As Robert, James Spader was a highlight of the wildly uneven seventh-season finale “Search Committee,” a flash of pure bundled intensity who was equal parts off-putting and compelling. Here, though, some of the mystique is gone. Everyone acts in awe of Robert’s hypnotic power, but throughout the episode he doesn’t quite rise above the level of “somewhat mercurial.” The element of surprise was a huge component of Spader’s brief, scene-stealing turn in “Search Committee,” but that brevity was also key. I suspect after a couple of appearances there may not be much else to draw out of Robert California except a funny name and Spader’s freaky-ass, bug-eyed, heat-seeking stare.
He’s only scheduled to appear intermittently, though. “The List” also introduced us to the winner (okay, technically he placed second) of the great branch manager search: Andy Bernard. He’s the safest choice, really, the character who can most easily slide into the types of stories and gags that Michael was suited for. Both Andy and Michael have a profound need to be liked matched only by a haplessness with social cues. I can totally see Michael, as Andy does this week, chafing at being dubbed a “loser” by Robert, and making a big production of fighting for an extra half day off for Columbus Day in order to prove his good-boss cred.
With Andy in the boss’s chair, the difference in the branch manager dynamic will be one of degree rather than kind. Again, it fits with the direction the writers have decided to take the show: no major changes, no penetrating character arcs, just shake up the Scranton branch like a snow globe each week and let the people and the jokes fall where they may.
At least there’s one positive thing you can say for both Andy and Robert California: They aren’t D’Angelo Vickers.
- Yeah, planking is a little ways past its expiration date as a topical reference. So was the lip-dub musical number that kicked off season seven. I have no problem believing that these folks, in reality, would be a few months behind the hot memes of the day.
- “Sometimes you get run over. Welcome to the Internet.”
- “Right here, Little Michael Scott!”
- “It’s stupid, but it’s my thing now.”
- “Number three, time permitting, we lost our biggest client.”
- Robert lists Creed as “Old Man.” Heh.
- “Really great list of names, guys. Good work.”
- “Pam, c’mon, don’t be such a right-sider.”
- “Funny how the houses are always colonials and the penises are always circumcised.”

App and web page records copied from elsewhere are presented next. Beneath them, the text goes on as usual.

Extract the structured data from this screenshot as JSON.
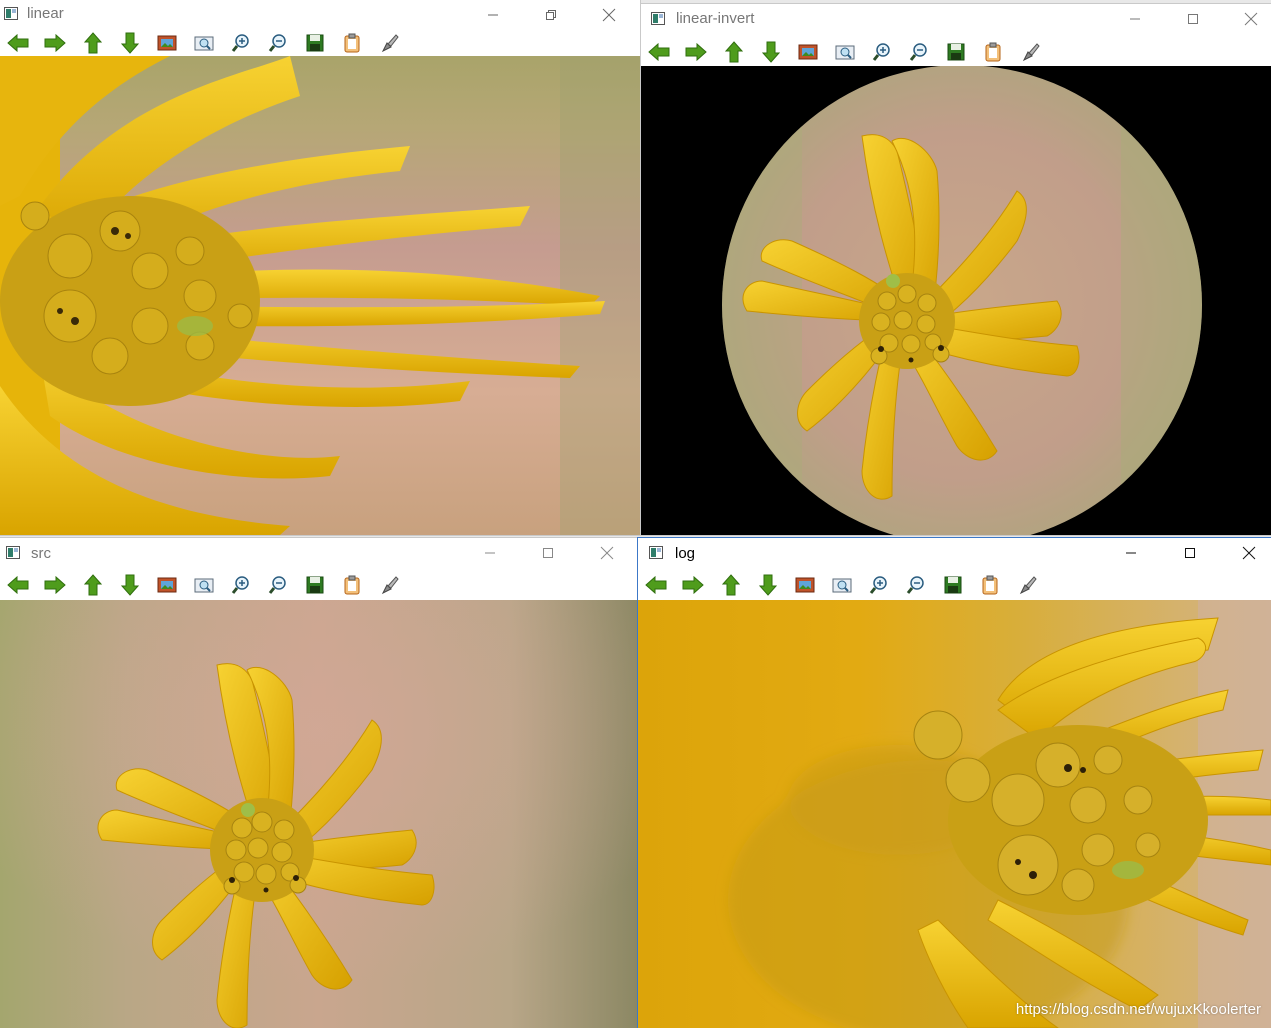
{
  "windows": {
    "linear": {
      "title": "linear",
      "state": "inactive"
    },
    "linear_invert": {
      "title": "linear-invert",
      "state": "inactive"
    },
    "src": {
      "title": "src",
      "state": "inactive"
    },
    "log": {
      "title": "log",
      "state": "active"
    }
  },
  "toolbar_icons": [
    "arrow-left-icon",
    "arrow-right-icon",
    "arrow-up-icon",
    "arrow-down-icon",
    "image-icon",
    "zoom-fit-icon",
    "zoom-in-icon",
    "zoom-out-icon",
    "save-icon",
    "copy-icon",
    "properties-icon"
  ],
  "colors": {
    "petal": "#e8bd0a",
    "petal_dark": "#c99400",
    "center": "#b99a10",
    "bg_pink": "#c9a090",
    "bg_green": "#a7ad74",
    "icon_green": "#4f9c1c"
  },
  "watermark": "https://blog.csdn.net/wujuxKkoolerter"
}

- “I know! It’s alphabetical!”
- “Left side of the list…attack!”
- “But now it is my job, and my prob.”
- “Meredith Palmer. The word no: not even in her vocabulary.”